Kathleen Mulligan*1, D Glidden1, P Gonzales2, M-E Ramirez-Cardich3, A Liu1,4, S Namwongprom5, P Chodacki6, L Mendon¨a7, V McMahan8, R Grant1,8, and iPrEx Study Team 1Univ of California, San Francisco, US; 2Investigaciones Medicas en Salud, Lima, Peru; 3Assn Civil Impacta Salud y Ed, Lima, Peru; 4San Francisco Dept of Publ Hlth, CA, US; 5Chiang Mai Univ, Thailand; 6Desmond Tutu HIV Fndn, Cape Town, South Africa; 7Federal Univ of Rio de Janeiro, Brazil; and 8Gladstone Inst of Virology and Immunology, San Francisco, CA, US
Background: Oral emtricitabine/tenofovir (FTC/TDF) pre-exposure prophylaxis (PrEP) decreases HIV acquisition among men who have sex with men (MSM). Initiation of TDF has been associated with decreases in bone mineral density in HIV+ people. HIV infection itself, host response to HIV, and other antiretroviral drugs may also contribute to bone loss in HIV- populations. The effect of the combination of FTC/TDF on bone mineral density in the absence of HIV infection is not known.

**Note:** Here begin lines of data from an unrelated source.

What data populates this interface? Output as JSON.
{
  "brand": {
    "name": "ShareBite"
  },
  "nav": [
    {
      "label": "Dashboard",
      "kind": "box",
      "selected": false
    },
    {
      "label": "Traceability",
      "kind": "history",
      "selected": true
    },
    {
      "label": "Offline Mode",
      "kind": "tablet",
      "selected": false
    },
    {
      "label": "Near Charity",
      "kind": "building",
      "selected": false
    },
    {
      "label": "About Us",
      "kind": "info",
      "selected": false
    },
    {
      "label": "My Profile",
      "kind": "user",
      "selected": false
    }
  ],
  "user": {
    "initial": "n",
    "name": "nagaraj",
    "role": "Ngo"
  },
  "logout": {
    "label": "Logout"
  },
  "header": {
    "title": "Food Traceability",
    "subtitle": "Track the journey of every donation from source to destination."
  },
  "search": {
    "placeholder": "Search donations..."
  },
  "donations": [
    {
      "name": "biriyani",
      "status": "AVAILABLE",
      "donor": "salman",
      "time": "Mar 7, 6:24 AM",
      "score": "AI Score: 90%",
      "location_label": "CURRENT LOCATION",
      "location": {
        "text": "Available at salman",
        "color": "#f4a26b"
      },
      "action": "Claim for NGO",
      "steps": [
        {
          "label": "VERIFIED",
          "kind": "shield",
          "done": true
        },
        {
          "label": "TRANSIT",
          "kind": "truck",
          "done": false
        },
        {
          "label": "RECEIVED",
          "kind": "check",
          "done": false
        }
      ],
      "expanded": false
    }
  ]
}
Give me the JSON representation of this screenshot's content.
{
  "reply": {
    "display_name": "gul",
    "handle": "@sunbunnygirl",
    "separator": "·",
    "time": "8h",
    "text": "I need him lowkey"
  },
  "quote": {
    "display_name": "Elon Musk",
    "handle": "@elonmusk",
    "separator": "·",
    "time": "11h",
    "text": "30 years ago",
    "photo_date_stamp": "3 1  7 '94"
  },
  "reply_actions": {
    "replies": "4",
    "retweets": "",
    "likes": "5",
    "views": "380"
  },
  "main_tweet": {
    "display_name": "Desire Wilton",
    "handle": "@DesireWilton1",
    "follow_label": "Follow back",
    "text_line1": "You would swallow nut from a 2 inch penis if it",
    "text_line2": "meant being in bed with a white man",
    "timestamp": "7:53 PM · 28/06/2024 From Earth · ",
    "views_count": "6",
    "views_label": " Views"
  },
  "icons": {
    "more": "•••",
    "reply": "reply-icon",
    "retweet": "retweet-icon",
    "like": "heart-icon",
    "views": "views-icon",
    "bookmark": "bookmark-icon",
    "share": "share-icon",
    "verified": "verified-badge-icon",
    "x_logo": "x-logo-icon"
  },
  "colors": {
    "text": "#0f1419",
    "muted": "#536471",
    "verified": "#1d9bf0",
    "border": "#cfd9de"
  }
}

Methods: DEXA scans of the hip and spine were performed at baseline and 24-week intervals in a substudy of iPrEx, an international randomized, double-blind, placebo-controlled trial of FTC/TDF PrEP in MSM. Data are reported as the mean (SE) difference of change since enrollment in the FTC/TDF vs placebo groups; p values were based on a linear mixed model.
Results: We enrolled 503 participants (247 randomized to FTC/TDF and 256 to placebo) in this optional substudy (Peru n = 221, Thailand n = 95, US n = 71, South Africa n = 61, Brazil n = 55) with variable periods of follow-up. Mean body mass index was 23.5 (0.2) kg/m2; 18% were Caucasian, 13% black, 20% Asian, 49% mixed race; 52% were of Hispanic or Latino; 48% of subjects were age 18 to 24 years and likely still accruing bone mass. At baseline, 36% had low bone mineral density (Z-score <-1) in the spine and 18% in the hip. There were no differences between randomization groups in baseline bone mineral density or percentage with low bone mineral density. Percentage changes in bone mineral density at weeks 24 (n = 418), 48 (n = 268), and 72 (n = 126) are shown below. Bone mineral density tended to increase in the placebo arm and decrease in the FTC/TDF arm, resulting in modest (-0.7 to -1.0%) but statistically significant differences between the groups by week 24. There were no differences between the groups in bone fractures (p = 0.56) or the incidence of low bone mineral density using WHO or International Society for Clinical Densitometry criteria.
Mean (SE) percent change in bone mineral density from enrollment


Conclusions: In this large, diverse group of HIV- MSM, there were small but significant decreases in bone mineral density in those randomized to FTC/TDF relative to placebo, suggesting an effect of FTC/TDF on bone mass in the absence of HIV infection.